## Directions for this task:
Whenever the word "Doanh" appears in a line of the data below, copy that line.

Data records for software interfaces:
################

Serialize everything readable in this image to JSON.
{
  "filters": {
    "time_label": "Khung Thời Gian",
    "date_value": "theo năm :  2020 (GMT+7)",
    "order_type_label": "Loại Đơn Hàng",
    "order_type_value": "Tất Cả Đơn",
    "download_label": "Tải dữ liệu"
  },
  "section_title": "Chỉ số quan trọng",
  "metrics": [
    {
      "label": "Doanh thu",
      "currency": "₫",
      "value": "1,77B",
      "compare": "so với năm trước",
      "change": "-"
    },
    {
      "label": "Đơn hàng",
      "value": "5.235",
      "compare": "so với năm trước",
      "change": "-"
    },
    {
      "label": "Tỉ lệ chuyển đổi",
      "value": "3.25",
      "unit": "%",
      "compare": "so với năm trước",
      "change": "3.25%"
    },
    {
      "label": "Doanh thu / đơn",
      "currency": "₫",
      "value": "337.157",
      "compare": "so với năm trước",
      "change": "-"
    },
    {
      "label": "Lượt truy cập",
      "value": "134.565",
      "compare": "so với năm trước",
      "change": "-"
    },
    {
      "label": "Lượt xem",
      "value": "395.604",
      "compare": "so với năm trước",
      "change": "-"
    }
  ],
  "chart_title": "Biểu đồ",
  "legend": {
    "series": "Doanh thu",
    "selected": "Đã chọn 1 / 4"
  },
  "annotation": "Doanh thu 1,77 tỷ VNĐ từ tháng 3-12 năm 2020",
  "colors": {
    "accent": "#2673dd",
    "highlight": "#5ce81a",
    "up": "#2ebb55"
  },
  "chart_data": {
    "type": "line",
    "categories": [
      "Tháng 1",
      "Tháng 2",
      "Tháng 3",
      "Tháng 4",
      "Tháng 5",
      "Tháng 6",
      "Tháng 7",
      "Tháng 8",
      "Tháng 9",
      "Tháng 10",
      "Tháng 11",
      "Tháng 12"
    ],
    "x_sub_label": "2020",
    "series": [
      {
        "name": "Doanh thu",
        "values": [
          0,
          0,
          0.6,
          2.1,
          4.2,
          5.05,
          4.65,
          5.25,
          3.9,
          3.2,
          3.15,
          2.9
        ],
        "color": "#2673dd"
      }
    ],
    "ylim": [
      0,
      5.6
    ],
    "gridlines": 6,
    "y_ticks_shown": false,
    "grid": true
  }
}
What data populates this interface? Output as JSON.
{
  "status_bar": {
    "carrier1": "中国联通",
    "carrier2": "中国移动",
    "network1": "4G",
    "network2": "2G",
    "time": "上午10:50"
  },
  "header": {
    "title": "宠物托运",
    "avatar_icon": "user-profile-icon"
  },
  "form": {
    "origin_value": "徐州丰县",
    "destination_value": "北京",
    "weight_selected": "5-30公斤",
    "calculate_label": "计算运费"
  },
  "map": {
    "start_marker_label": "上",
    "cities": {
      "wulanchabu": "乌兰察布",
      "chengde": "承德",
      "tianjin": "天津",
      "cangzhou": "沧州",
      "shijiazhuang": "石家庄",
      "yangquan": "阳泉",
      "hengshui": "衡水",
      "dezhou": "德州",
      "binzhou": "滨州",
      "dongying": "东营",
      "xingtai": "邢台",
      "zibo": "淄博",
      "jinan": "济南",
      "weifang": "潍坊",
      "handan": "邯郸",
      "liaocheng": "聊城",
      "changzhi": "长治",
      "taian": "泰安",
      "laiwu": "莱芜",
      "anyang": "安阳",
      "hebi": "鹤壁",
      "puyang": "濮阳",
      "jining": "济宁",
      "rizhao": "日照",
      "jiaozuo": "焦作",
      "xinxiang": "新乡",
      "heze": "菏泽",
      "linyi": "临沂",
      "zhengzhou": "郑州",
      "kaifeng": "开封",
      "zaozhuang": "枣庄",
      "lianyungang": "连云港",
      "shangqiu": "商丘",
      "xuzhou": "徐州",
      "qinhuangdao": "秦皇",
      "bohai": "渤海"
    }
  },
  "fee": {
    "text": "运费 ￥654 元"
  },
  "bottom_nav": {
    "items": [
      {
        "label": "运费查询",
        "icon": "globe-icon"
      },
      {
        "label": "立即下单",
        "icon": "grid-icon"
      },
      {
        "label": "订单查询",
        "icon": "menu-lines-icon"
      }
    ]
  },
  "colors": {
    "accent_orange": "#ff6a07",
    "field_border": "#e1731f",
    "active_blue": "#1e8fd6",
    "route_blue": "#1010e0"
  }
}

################

## Answer section:
      "label": "Doanh thu",
      "label": "Doanh thu / đơn",
    "series": "Doanh thu",
  "annotation": "Doanh thu 1,77 tỷ VNĐ từ tháng 3-12 năm 2020",
        "name": "Doanh thu",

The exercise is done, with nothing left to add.